Updated: Nov 2
Lube Oil System is designed to provide clean lubricating, and pressurized oil to various types of industrial rotating equipment such as Compressors, Turbines, Expanders, etc. Lube oil systems that meet the API 614 standards operate at an extremely high level of efficiency, which decreases the cost of operations and decreases the downtime of rotating equipment. Therefore, they are extremely important for ensuring a long and trouble-free life for your rotating equipment. API 614 lube systems can be used with various types of equipment such as turbines, high-pressure pumps, centrifugal compressors, steam turbines, gearboxes, electric motors.
The primary components of a lube oil system are the reservoir, oil pumps, relief valves, oil coolers, oil filters, transfer valve, and control valves.

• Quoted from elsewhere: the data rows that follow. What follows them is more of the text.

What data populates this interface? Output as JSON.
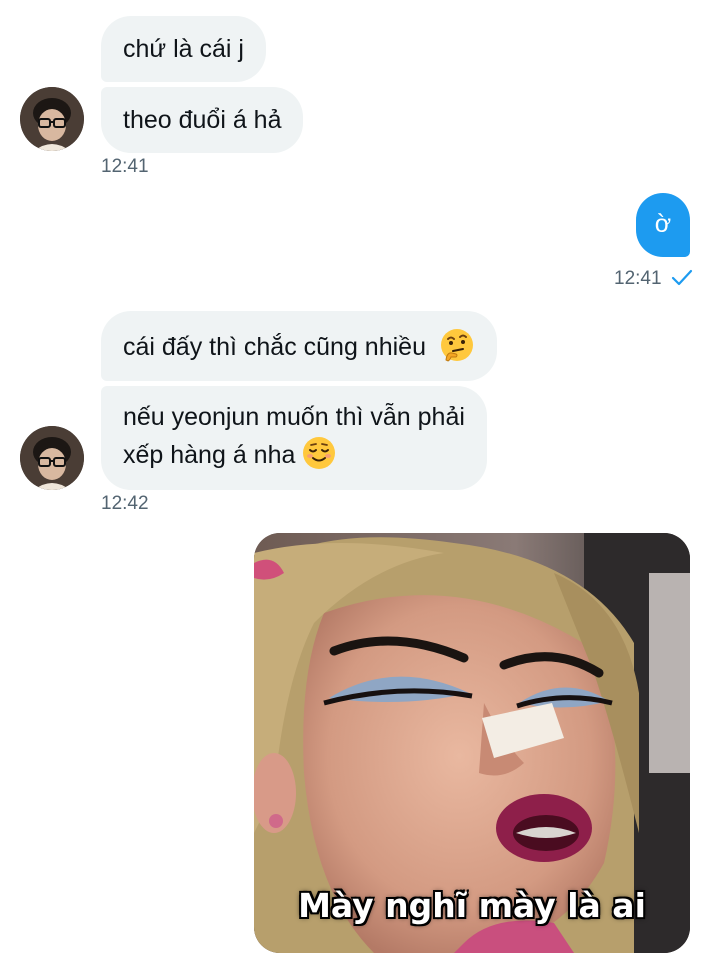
{
  "conversation": {
    "group1": {
      "messages": [
        "chứ là cái j",
        "theo đuổi á hả"
      ],
      "timestamp": "12:41"
    },
    "outgoing": {
      "message": "ờ",
      "timestamp": "12:41"
    },
    "group2": {
      "message1": "cái đấy thì chắc cũng nhiều",
      "message2_line1": "nếu yeonjun muốn thì vẫn phải",
      "message2_line2": "xếp hàng á nha",
      "timestamp": "12:42"
    },
    "meme": {
      "caption": "Mày nghĩ mày là ai"
    }
  },
  "icons": {
    "avatar": "avatar",
    "sent_check": "check-icon",
    "emoji1": "thinking-face",
    "emoji2": "smiling-face"
  },
  "colors": {
    "incoming_bubble": "#eff3f4",
    "outgoing_bubble": "#1d9bf0",
    "timestamp": "#536471"
  }
}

These primary components are essential to any well-engineered, reliable oil system. Other frequently used components are accumulators, rundown tanks, overhead seal oil tanks, drainers, oil purifiers, and controls. All or none of these may be utilized, depending on the application and the user's wants. Reservoirs also often have oil temperature controls that provide for preheating during cold start-up conditions and cooling to prevent overheating during peak operating cycles. Even though a centrifugal pump can be used as the lube oil pump as per API 614, screw pumps are preferred to improve the reliability and performance of the Lube Oil System. This is because the performance of the screw pump doesn't change due to a change in viscosity. Also during the long run of a Lube Oil System filter will start getting clogged and back pressure starts building up in the system. This won't affect a screw pump whereas for a centrifugal this can cause a change in its performance. Reservoir capacities, as per API 614, are based on normal oil system flows. Normal flow is defined as the total amount of oil flow that is required at the bearings, seals, couplings, and steady-state controls.
The heat generated by friction in the bearings is transferred to the cooling medium which is the lube oil. The lube oil is then transferred from the compressor to the Oil reservoir. Using a pump, lube oil is transferred from the reservoir to the Oil coolers where it is cooled down. The cooled down lube oil is then sent to the filters. Filters clean the lube oil before it reaches the lubrication points and a differential pressure gauge monitors the degree of fouling (flow restriction) of the filters. The filtered oil is then sent back to the compressor to repeat the process. This closed-loop ensures that temperatures in the bearings are within the limits.